● **Raw data**:
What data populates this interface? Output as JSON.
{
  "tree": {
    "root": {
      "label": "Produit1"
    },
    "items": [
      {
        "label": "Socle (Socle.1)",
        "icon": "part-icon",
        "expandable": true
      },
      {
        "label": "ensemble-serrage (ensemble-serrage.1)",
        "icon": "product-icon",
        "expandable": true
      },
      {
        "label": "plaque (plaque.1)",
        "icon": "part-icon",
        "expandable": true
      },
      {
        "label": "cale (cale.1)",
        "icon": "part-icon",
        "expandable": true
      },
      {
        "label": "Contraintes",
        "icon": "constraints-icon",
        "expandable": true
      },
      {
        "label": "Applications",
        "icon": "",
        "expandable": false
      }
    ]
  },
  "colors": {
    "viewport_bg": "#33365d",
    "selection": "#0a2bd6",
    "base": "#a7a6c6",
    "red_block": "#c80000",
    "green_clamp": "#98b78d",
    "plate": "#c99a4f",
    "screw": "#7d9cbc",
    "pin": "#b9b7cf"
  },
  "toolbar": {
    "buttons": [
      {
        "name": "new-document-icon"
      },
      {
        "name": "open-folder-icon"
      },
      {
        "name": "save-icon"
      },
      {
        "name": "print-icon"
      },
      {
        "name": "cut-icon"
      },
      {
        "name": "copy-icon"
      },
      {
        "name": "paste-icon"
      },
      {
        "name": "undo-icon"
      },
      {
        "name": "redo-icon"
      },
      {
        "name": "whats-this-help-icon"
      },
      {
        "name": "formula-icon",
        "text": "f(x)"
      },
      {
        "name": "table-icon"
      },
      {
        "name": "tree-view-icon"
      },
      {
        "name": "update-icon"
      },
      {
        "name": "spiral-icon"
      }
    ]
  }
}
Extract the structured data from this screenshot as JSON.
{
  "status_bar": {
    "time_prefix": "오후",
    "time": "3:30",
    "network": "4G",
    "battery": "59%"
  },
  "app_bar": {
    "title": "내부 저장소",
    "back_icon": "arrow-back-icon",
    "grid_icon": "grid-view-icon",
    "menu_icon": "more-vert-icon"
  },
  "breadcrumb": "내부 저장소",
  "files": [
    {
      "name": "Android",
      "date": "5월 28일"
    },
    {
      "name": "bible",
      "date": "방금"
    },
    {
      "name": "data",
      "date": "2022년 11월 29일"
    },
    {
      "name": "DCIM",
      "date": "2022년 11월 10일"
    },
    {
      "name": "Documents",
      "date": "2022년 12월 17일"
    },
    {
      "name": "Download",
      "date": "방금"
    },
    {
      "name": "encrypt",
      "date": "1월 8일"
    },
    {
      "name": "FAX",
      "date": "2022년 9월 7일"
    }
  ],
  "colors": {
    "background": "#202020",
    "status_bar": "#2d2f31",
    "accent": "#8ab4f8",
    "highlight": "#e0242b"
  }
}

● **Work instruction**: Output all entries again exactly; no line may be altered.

● **Response**:
What data populates this interface? Output as JSON.
{
  "tree": {
    "root": {
      "label": "Produit1"
    },
    "items": [
      {
        "label": "Socle (Socle.1)",
        "icon": "part-icon",
        "expandable": true
      },
      {
        "label": "ensemble-serrage (ensemble-serrage.1)",
        "icon": "product-icon",
        "expandable": true
      },
      {
        "label": "plaque (plaque.1)",
        "icon": "part-icon",
        "expandable": true
      },
      {
        "label": "cale (cale.1)",
        "icon": "part-icon",
        "expandable": true
      },
      {
        "label": "Contraintes",
        "icon": "constraints-icon",
        "expandable": true
      },
      {
        "label": "Applications",
        "icon": "",
        "expandable": false
      }
    ]
  },
  "colors": {
    "viewport_bg": "#33365d",
    "selection": "#0a2bd6",
    "base": "#a7a6c6",
    "red_block": "#c80000",
    "green_clamp": "#98b78d",
    "plate": "#c99a4f",
    "screw": "#7d9cbc",
    "pin": "#b9b7cf"
  },
  "toolbar": {
    "buttons": [
      {
        "name": "new-document-icon"
      },
      {
        "name": "open-folder-icon"
      },
      {
        "name": "save-icon"
      },
      {
        "name": "print-icon"
      },
      {
        "name": "cut-icon"
      },
      {
        "name": "copy-icon"
      },
      {
        "name": "paste-icon"
      },
      {
        "name": "undo-icon"
      },
      {
        "name": "redo-icon"
      },
      {
        "name": "whats-this-help-icon"
      },
      {
        "name": "formula-icon",
        "text": "f(x)"
      },
      {
        "name": "table-icon"
      },
      {
        "name": "tree-view-icon"
      },
      {
        "name": "update-icon"
      },
      {
        "name": "spiral-icon"
      }
    ]
  }
}
Extract the structured data from this screenshot as JSON.
{
  "status_bar": {
    "time_prefix": "오후",
    "time": "3:30",
    "network": "4G",
    "battery": "59%"
  },
  "app_bar": {
    "title": "내부 저장소",
    "back_icon": "arrow-back-icon",
    "grid_icon": "grid-view-icon",
    "menu_icon": "more-vert-icon"
  },
  "breadcrumb": "내부 저장소",
  "files": [
    {
      "name": "Android",
      "date": "5월 28일"
    },
    {
      "name": "bible",
      "date": "방금"
    },
    {
      "name": "data",
      "date": "2022년 11월 29일"
    },
    {
      "name": "DCIM",
      "date": "2022년 11월 10일"
    },
    {
      "name": "Documents",
      "date": "2022년 12월 17일"
    },
    {
      "name": "Download",
      "date": "방금"
    },
    {
      "name": "encrypt",
      "date": "1월 8일"
    },
    {
      "name": "FAX",
      "date": "2022년 9월 7일"
    }
  ],
  "colors": {
    "background": "#202020",
    "status_bar": "#2d2f31",
    "accent": "#8ab4f8",
    "highlight": "#e0242b"
  }
}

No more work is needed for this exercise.